When I decided to visit Denmark, I realized that Sweden was a quick trip over the Øresund bridge and figured I could cross two countries off of my list in one trip. Plus, Copenhagen is crazy expensive when it comes to hotel costs. So, while I spent the majority of my time in Copenhagen, I had my first Airbnb experience on this trip and spent both nights sleeping in Malmö, Sweden. I've been resistant to the Airbnb craze and this was my first time booking one of their places. For the longest time, the Airbnb concept freaked me out and seemed unsafe, and I would consider it and then default to a hotel instead. But, because of the high prices in Copenhagen, I decided to give it a try. I ended up booking a room in a beautiful and modern apartment near the water. My host was lovely and I am now officially an Airbnb convert.
I absolutely loved Malmö and the whole Swedish vibe. I've never been to a country so full of laid-back, friendly (and, yes, tall beautiful blond people) as I encountered in Malmö. They are really nailing that whole quality of life thing. Stockholm may be a different story and way more hectic, but Malmö was fantastic and I thoroughly enjoyed my stay in the city. Its relatively small and mostly walkable and the people are nice and helpful and there's just an overall chill vibe in the air.
On my Airbnb host's recommendation, I spent the majority of the day by the water having coffee and doing as the Swedish people were doing. I had read about a restaurant in the area that I wanted to try called Salt & Brygga and made my way over there for lunch.
Separately, this may not look that exciting, but mix everything together and it was delicious! It was a typical Swedish dish that I now can't remember the name of.
Post-lunch, I wandered around the harbor front before heading to central Malmö. Unlike other touristy cities, there aren't a ton of things to check off of your "must see" list in Malmö, which I actually prefer when visiting a new city.
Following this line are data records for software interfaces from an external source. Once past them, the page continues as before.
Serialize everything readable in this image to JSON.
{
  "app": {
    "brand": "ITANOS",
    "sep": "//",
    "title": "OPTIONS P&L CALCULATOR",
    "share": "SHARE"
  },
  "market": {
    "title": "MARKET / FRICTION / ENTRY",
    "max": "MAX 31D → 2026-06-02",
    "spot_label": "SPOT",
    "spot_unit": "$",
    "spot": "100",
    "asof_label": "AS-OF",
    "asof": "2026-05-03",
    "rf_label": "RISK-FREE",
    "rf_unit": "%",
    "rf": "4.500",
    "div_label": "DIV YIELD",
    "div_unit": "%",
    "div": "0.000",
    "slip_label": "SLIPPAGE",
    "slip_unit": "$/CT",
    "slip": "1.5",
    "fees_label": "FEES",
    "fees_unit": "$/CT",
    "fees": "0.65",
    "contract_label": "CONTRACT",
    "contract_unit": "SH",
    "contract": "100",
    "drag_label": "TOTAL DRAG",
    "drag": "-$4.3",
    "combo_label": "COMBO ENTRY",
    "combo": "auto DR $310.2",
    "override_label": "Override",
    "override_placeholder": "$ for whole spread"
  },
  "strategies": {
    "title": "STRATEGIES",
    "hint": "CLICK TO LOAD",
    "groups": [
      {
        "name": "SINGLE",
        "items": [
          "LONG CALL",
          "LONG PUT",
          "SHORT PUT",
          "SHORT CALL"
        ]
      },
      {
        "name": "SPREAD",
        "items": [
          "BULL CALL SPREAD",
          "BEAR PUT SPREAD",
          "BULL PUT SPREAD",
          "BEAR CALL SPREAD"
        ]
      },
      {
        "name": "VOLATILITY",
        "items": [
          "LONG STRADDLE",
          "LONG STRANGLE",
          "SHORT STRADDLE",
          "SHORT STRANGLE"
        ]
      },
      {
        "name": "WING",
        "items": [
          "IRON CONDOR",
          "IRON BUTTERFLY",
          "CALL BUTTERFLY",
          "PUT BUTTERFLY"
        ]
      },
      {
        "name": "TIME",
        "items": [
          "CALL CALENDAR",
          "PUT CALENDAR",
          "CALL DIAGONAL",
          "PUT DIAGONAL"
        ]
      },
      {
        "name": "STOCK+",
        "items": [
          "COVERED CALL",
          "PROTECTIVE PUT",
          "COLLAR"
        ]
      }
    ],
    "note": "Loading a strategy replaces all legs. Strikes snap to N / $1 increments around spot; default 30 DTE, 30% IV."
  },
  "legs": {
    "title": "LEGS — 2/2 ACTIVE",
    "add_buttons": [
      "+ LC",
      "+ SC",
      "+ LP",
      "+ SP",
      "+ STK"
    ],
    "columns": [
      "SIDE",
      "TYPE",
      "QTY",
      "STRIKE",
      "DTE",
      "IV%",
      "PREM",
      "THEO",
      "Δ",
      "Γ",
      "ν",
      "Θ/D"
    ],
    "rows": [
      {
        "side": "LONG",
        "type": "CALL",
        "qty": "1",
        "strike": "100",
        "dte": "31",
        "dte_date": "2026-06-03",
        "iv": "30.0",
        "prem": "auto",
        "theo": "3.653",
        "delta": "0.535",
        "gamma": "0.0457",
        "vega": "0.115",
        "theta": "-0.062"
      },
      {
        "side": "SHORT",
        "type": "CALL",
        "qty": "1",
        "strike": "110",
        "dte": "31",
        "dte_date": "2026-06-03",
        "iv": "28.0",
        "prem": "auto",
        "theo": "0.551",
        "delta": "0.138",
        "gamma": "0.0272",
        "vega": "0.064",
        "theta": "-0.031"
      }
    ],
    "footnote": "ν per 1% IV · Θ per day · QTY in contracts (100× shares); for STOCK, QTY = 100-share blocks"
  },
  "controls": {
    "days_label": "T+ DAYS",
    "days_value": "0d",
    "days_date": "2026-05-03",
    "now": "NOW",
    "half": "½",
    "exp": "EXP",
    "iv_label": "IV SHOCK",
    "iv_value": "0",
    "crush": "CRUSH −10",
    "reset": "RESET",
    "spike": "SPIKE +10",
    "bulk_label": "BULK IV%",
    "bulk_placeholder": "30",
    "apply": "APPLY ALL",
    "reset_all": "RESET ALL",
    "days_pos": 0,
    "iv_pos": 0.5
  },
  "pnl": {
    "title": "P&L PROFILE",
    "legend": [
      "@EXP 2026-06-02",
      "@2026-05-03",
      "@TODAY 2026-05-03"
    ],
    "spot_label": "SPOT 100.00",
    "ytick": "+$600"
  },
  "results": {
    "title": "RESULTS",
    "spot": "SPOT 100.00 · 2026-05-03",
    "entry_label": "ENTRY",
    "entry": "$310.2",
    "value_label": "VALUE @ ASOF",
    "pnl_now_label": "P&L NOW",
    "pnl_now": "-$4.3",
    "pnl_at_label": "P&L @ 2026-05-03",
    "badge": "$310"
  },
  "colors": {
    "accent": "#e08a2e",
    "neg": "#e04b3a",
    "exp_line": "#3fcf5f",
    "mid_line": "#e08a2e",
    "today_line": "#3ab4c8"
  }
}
The "Turning Torso" tower in the background
Before I set off to explore central Malmö, I stopped for what the Swedish people call a fika. Its a concept in Sweden with the basic meaning of "to have coffee, often accompanied with pastries or sandwiches." Its essentially taking the time to hang out with friends and have a break, something I think all countries should adopt. I enjoyed my fika with coffee and a slice of hazelnut and chocolate cake at Cafe Hollandia.
After having my fika, I did some more exploring before heading off to find a place to have dinner.
As someone who frequently travels solo, the hardest thing still for me is having dinner by myself. Breakfast and lunch, no problem, but dinner feels more formal and like something that should be a group or a couple outing. I tend to have a hard time finding a place where I feel comfortable. I was hoping to have traditional Swedish food, but when I stumbled on L'Enoteca wine bar, I decided to stick around and try some new wines guided by one of the very knowledgeable owners, Erik Schneider.
Erik has a wide range of wines to try from small organic and sustainable winemakers. I had glasses from the usual suspects of Italy and France, but was also able to try wines from Hungary and Croatia. I ended up staying for dinner and ordered an amazing meat and cheese tray with a Brie with an onion jam, olives from Umbria and charcuterie, including some yummy speck from Northern Italy.
I had such a lovely time in Malmö. At some point, I'll go to the bigger, touristy city of Stockholm, but I really enjoyed my time in the smaller, more laid-back city of Malmö.